In Savusavu, the outpatient department was in full swing with patients coming in numbers for medical check ups. Sub divisional medical officer Savusavu, Dr Mohammed Ishak said it was good that services were back to normal and those who had been working on 12-hour shifts were relieved.

Fiji nurses return to work

Australian Broadcasting Corporation, August 9, 2005

Nurses in Fiji have ended a five-day strike and are back at work.

Our reporter in Suva, Samisoni Pareti, says the nurses more-or-less forced Fiji's public service commission to agree to most of their demands.

Among them is the restoration of pay cuts that affected 400 nurses, which prompted about 1,300 members of the Fiji Nursing Association to walk off the job on August 4.

The commission has also agreed to look into nurses' demands for transport and other allowances. ... Fiji nurses

Fiji nurses continue strike action

Australian Broadcasting Corporation, August 8, 2005

In Fiji, a strike by the country's nurses is now in its fourth day with no resolution in sight.

Our reporter in Suva, Samisoni Pareti, says attempts to resolve the dispute over poor pay have only resulted in a deadlock.

Fiji's labour minister, Kenneth Zinck, says the government has agreed to 90 per cent of the nurses' demands, which include restoring the salaries of nurses who recently had their pay reduced.

Mr Zinck says nurses face prosecution for not returning to work. ... Fiji nurses

Fiji nurses strike over wages

Radio Australia, August 4, 2005

Nurses in Fiji have begun industrial action over a pay dispute.

Pacnews reports the nurses are also upset at plans by the Public Service Commission to lay off 150 re-employed nurses.

The hospitals affected by the nurses strike include Suva's main hospital, the Colonial War Memorial Hospital, and hospitals in the west and northern districts of the country. ... Fiji nurses

Angry nurses vow to go on strike

Fiji Times, August 4, 2005

Nurses will stage a nationwide strike if the Government does not address salary anomalies within the next month.

Fiji Nursing Association president Simione Racolo said a strike notice was filed on Tuesday because the association could not let the Government use its "common bullying tactics" on nurses.

Mr Racolo said the nurses would definitely go on strike at the end of the month when the 28-day notice expired.

"It is an old problem where the Government likes to attack the nurses all the time," he said.

"And we have just had enough of all these bullying tactics. If it does not address the salary anomalies, then we are walking out of our jobs."

Association officials met with government officials yesterday to discuss the problem.

Exodus starts all over again

Fiji Times, July 31, 2005

There has been a dramatic increase in the exodus of nurses since 2002, Fiji Nurses Association secretary Kuini Lutua says.

Mrs Lutua said while the exodus had dropped after they urged nurses to wait for the implementation of the Job Evaluation Report draft, more had left for greener pastures this year

"In the last count in May, more than 30 nurses had resigned and left for overseas. But to my knowledge about eight or 10 more have left since then," Ms Lutua said.
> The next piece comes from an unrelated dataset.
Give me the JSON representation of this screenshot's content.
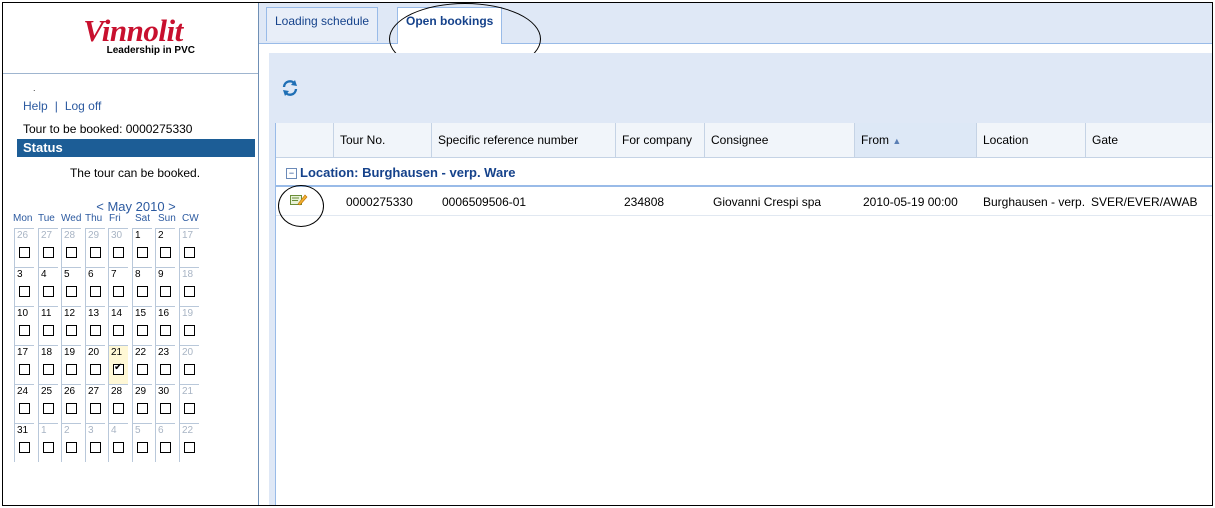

"The nurses have really had it with the kind of false promises that have been dished out to them.

"You know we have had so many research done on the migration of nurses overseas and the common observation between all these, is that one of the main factors is the poor pay and conditions."

Resign, nurses tell Jale

Fiji Times, July 31, 2005

The Fiji Nurses Association national council yesterday unanimously voted to issue a 28-day strike notice on Monday.

The association will register a dispute and its intention to go on strike notice with the Ministry of Labour.

And association secretary Kuini Lutua warned if the Government did not heed their grievances, more than 1300 nurses would go on strike around the nation.

"We are asking that all nurses salaries be corrected, regardless of whether they were affected by the salary anomalies," she said.

She said there was a particular need to consider the nurses who had missed out on the job evaluation exercise in 1993 and implemented in 1997.

"They are feeling it now because when the Cost of Living Adjustments was done in 2002, it was just peanuts - one per cent or two per cent.

Syndicate content